A safe haven for the mentally ill

One in five people struggles with mental health issues each year. Photo: Layla Smith.

Two Safe Haven Cafes will open in WA later this year to provide an alternative to hospital emergency departments for people with mental health problems.

The cafes will also provide after-hours, peer-based support for people with alcohol and other drug-related issues.

They are expected to open by mid-2020 at Royal Perth Hospital and Kununurra District Hospital.

A community event was held in February by Well-Rounded Co-Designers for the public to assist with the development of the Safe Haven Cafes.

Well-Rounded Director Tracy Wilson said it’s important for people dealing with severe psychological distress to have a place they can go where they feel safe and supported.

“ED’s do a great job at offering clinical support, but people with mental health illnesses need a human approach,” she said.

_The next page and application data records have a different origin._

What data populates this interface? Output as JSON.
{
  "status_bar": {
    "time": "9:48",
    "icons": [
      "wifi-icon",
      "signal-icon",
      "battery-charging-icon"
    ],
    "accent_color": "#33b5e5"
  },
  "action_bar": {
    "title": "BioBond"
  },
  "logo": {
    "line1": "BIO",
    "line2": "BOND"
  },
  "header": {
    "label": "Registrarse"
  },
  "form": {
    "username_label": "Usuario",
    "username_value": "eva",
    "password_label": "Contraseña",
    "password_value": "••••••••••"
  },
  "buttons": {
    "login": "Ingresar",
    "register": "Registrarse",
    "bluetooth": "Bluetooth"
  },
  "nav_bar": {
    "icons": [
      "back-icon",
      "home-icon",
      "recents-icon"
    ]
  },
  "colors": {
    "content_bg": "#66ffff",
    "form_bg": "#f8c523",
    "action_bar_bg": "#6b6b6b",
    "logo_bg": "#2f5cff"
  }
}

“The cafe will be a safe, comforting environment with couches and coffee and the necessary support these people need.”

“There are already Safe Haven Cafes in Melbourne and in the UK, so I’m looking forward to WA opening the doors to theirs too.”

According to the Sustainable Health Review, approximately 190,000 of the one million attendances to WA Emergency Departments (ED) in 2017–18 could potentially have been avoided with adequate treatment in mental health care.

The review said WA ED’s are not equipped, or in some cases, not trained to support people in need of mental health care.

Twenty-two-year old Laura (not her real name) has gone to emergency departments for her mental health issues in the past and said she didn’t feel as though mental health was being taken seriously.

“I think the café support would be a much better alternative because ED’s aren’t always a welcoming environment when you’re already feeling overwhelmed or having a panic attack,” she said.

“My boyfriend was having a severe panic attack once and he did end up getting heart scans, but we still had to wait in ED for over seven hours.”

“ED’s often segment peoples’ needs into high risk and low risk, it seems like mental health is usually labelled as low risk, even when dealing with suicide attempts.”

The McGowan government has allocated $700,000 in funding towards the operation of the two cafes.

Mental Health Minister Roger Cook said the state government is making high quality mental health care a priority.

“We know emergency departments are not always the best place for people with mental health issues who are experiencing distress,” he said.

“By providing more alternatives, people can receive care and assistance in an environment more suitable to meet their needs and get the right kind of help as early as possible.”

If you or someone you know is struggling with mental health issues, there is help: